*Exercise material*:
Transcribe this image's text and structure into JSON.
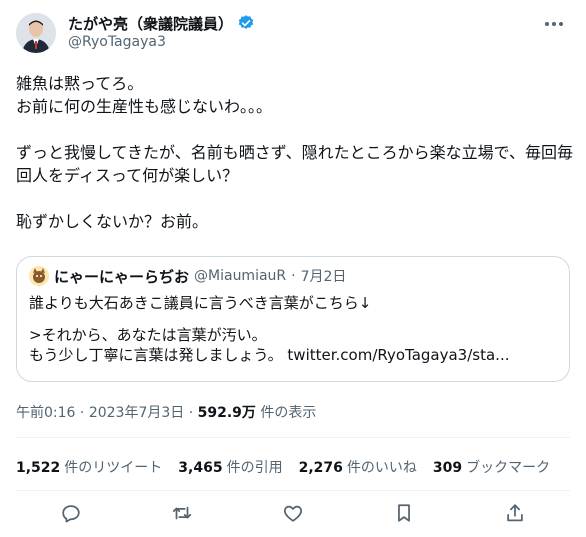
{
  "author": {
    "display_name": "たがや亮（衆議院議員）",
    "handle": "@RyoTagaya3"
  },
  "tweet": {
    "lines": [
      "雑魚は黙ってろ。",
      "お前に何の生産性も感じないわ。。。",
      "ずっと我慢してきたが、名前も晒さず、隠れたところから楽な立場で、毎回毎回人をディスって何が楽しい？",
      "恥ずかしくないか？お前。"
    ]
  },
  "quote": {
    "display_name": "にゃーにゃーらぢお",
    "handle": "@MiaumiauR",
    "separator": "·",
    "date": "7月2日",
    "line1": "誰よりも大石あきこ議員に言うべき言葉がこちら↓",
    "line2": ">それから、あなたは言葉が汚い。",
    "line3": "もう少し丁寧に言葉は発しましょう。 twitter.com/RyoTagaya3/sta..."
  },
  "meta": {
    "time": "午前0:16",
    "separator": " · ",
    "date": "2023年7月3日",
    "views": "592.9万",
    "views_label": "件の表示"
  },
  "stats": {
    "retweets": "1,522",
    "retweets_label": "件のリツイート",
    "quotes": "3,465",
    "quotes_label": "件の引用",
    "likes": "2,276",
    "likes_label": "件のいいね",
    "bookmarks": "309",
    "bookmarks_label": "ブックマーク"
  },
  "colors": {
    "text": "#0f1419",
    "secondary": "#536471",
    "border": "#cfd9de",
    "verified": "#1d9bf0"
  },
  "icons": [
    "verified-badge-icon",
    "more-icon",
    "reply-icon",
    "retweet-icon",
    "like-icon",
    "bookmark-icon",
    "share-icon"
  ]
}
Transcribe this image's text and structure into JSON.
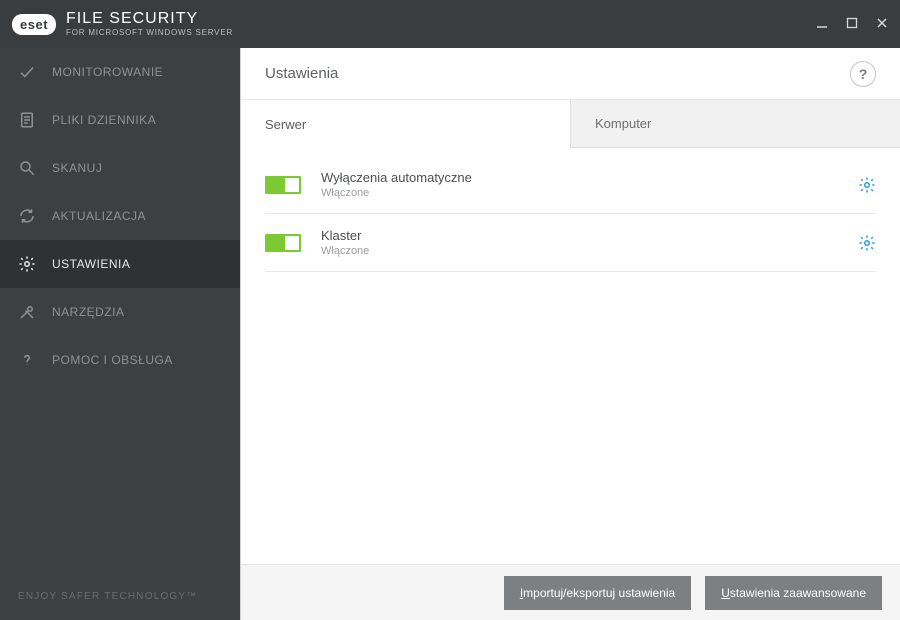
{
  "titlebar": {
    "logo_text": "eset",
    "title_main": "FILE SECURITY",
    "title_sub": "FOR MICROSOFT WINDOWS SERVER"
  },
  "sidebar": {
    "items": [
      {
        "label": "MONITOROWANIE",
        "icon": "check"
      },
      {
        "label": "PLIKI DZIENNIKA",
        "icon": "document"
      },
      {
        "label": "SKANUJ",
        "icon": "search"
      },
      {
        "label": "AKTUALIZACJA",
        "icon": "refresh"
      },
      {
        "label": "USTAWIENIA",
        "icon": "gear"
      },
      {
        "label": "NARZĘDZIA",
        "icon": "tools"
      },
      {
        "label": "POMOC I OBSŁUGA",
        "icon": "help"
      }
    ],
    "active_index": 4,
    "footer": "ENJOY SAFER TECHNOLOGY™"
  },
  "page": {
    "title": "Ustawienia",
    "help_symbol": "?"
  },
  "tabs": [
    {
      "label": "Serwer",
      "active": true
    },
    {
      "label": "Komputer",
      "active": false
    }
  ],
  "settings_rows": [
    {
      "title": "Wyłączenia automatyczne",
      "status": "Włączone",
      "enabled": true
    },
    {
      "title": "Klaster",
      "status": "Włączone",
      "enabled": true
    }
  ],
  "actions": {
    "import_export": {
      "u": "I",
      "rest": "mportuj/eksportuj ustawienia"
    },
    "advanced": {
      "u": "U",
      "rest": "stawienia zaawansowane"
    }
  }
}
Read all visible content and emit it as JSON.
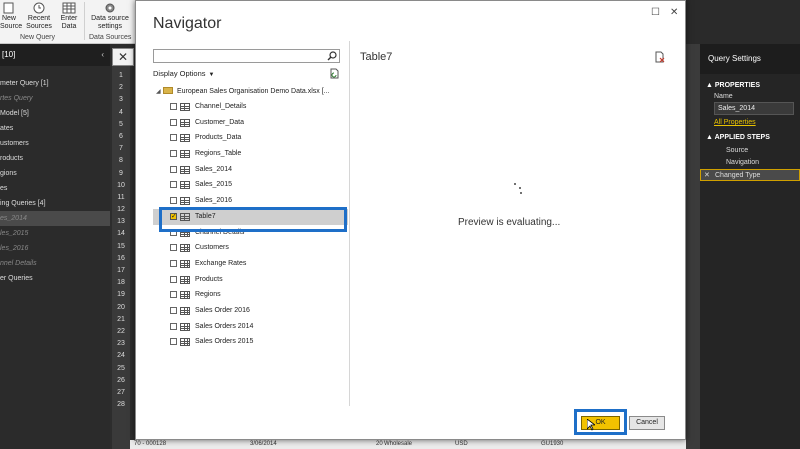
{
  "ribbon": {
    "new_source_label": "New\nSource",
    "recent_sources_label": "Recent\nSources",
    "enter_data_label": "Enter\nData",
    "data_source_settings_label": "Data source\nsettings",
    "group_new_query": "New Query",
    "group_data_sources": "Data Sources"
  },
  "left_panel": {
    "header": "[10]",
    "items": [
      {
        "label": "meter Query [1]",
        "style": "normal"
      },
      {
        "label": "rtes Query",
        "style": "dim"
      },
      {
        "label": "Model [5]",
        "style": "normal"
      },
      {
        "label": "ates",
        "style": "normal"
      },
      {
        "label": "ustomers",
        "style": "normal"
      },
      {
        "label": "roducts",
        "style": "normal"
      },
      {
        "label": "gions",
        "style": "normal"
      },
      {
        "label": "es",
        "style": "normal"
      },
      {
        "label": "ing Queries [4]",
        "style": "normal"
      },
      {
        "label": "es_2014",
        "style": "sel"
      },
      {
        "label": "les_2015",
        "style": "dim"
      },
      {
        "label": "les_2016",
        "style": "dim"
      },
      {
        "label": "nnel Details",
        "style": "dim"
      },
      {
        "label": "er Queries",
        "style": "normal"
      }
    ]
  },
  "row_numbers": [
    "1",
    "2",
    "3",
    "4",
    "5",
    "6",
    "7",
    "8",
    "9",
    "10",
    "11",
    "12",
    "13",
    "14",
    "15",
    "16",
    "17",
    "18",
    "19",
    "20",
    "21",
    "22",
    "23",
    "24",
    "25",
    "26",
    "27",
    "28"
  ],
  "bottom_row": {
    "id": "70 - 000128",
    "date": "3/06/2014",
    "qty": "20",
    "channel": "Wholesale",
    "currency": "USD",
    "code": "GU1930"
  },
  "right_panel": {
    "title": "Query Settings",
    "properties_header": "PROPERTIES",
    "name_label": "Name",
    "name_value": "Sales_2014",
    "all_properties_link": "All Properties",
    "applied_steps_header": "APPLIED STEPS",
    "steps": [
      {
        "label": "Source",
        "selected": false
      },
      {
        "label": "Navigation",
        "selected": false
      },
      {
        "label": "Changed Type",
        "selected": true
      }
    ]
  },
  "navigator": {
    "title": "Navigator",
    "search_placeholder": "",
    "display_options_label": "Display Options",
    "root_label": "European Sales Organisation Demo Data.xlsx [...",
    "items": [
      {
        "label": "Channel_Details",
        "kind": "table",
        "checked": false
      },
      {
        "label": "Customer_Data",
        "kind": "table",
        "checked": false
      },
      {
        "label": "Products_Data",
        "kind": "table",
        "checked": false
      },
      {
        "label": "Regions_Table",
        "kind": "table",
        "checked": false
      },
      {
        "label": "Sales_2014",
        "kind": "table",
        "checked": false
      },
      {
        "label": "Sales_2015",
        "kind": "table",
        "checked": false
      },
      {
        "label": "Sales_2016",
        "kind": "table",
        "checked": false
      },
      {
        "label": "Table7",
        "kind": "table",
        "checked": true
      },
      {
        "label": "Channel Details",
        "kind": "sheet",
        "checked": false
      },
      {
        "label": "Customers",
        "kind": "sheet",
        "checked": false
      },
      {
        "label": "Exchange Rates",
        "kind": "sheet",
        "checked": false
      },
      {
        "label": "Products",
        "kind": "sheet",
        "checked": false
      },
      {
        "label": "Regions",
        "kind": "sheet",
        "checked": false
      },
      {
        "label": "Sales Order 2016",
        "kind": "sheet",
        "checked": false
      },
      {
        "label": "Sales Orders 2014",
        "kind": "sheet",
        "checked": false
      },
      {
        "label": "Sales Orders 2015",
        "kind": "sheet",
        "checked": false
      }
    ],
    "preview_title": "Table7",
    "preview_status": "Preview is evaluating...",
    "ok_label": "OK",
    "cancel_label": "Cancel"
  },
  "colors": {
    "accent": "#f2c200",
    "highlight_frame": "#1e6fc8"
  }
}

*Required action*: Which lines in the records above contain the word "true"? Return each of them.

*Solution to the problem*:
      "active": true
      "enabled": true
      "enabled": true
        "selected": true
        "checked": true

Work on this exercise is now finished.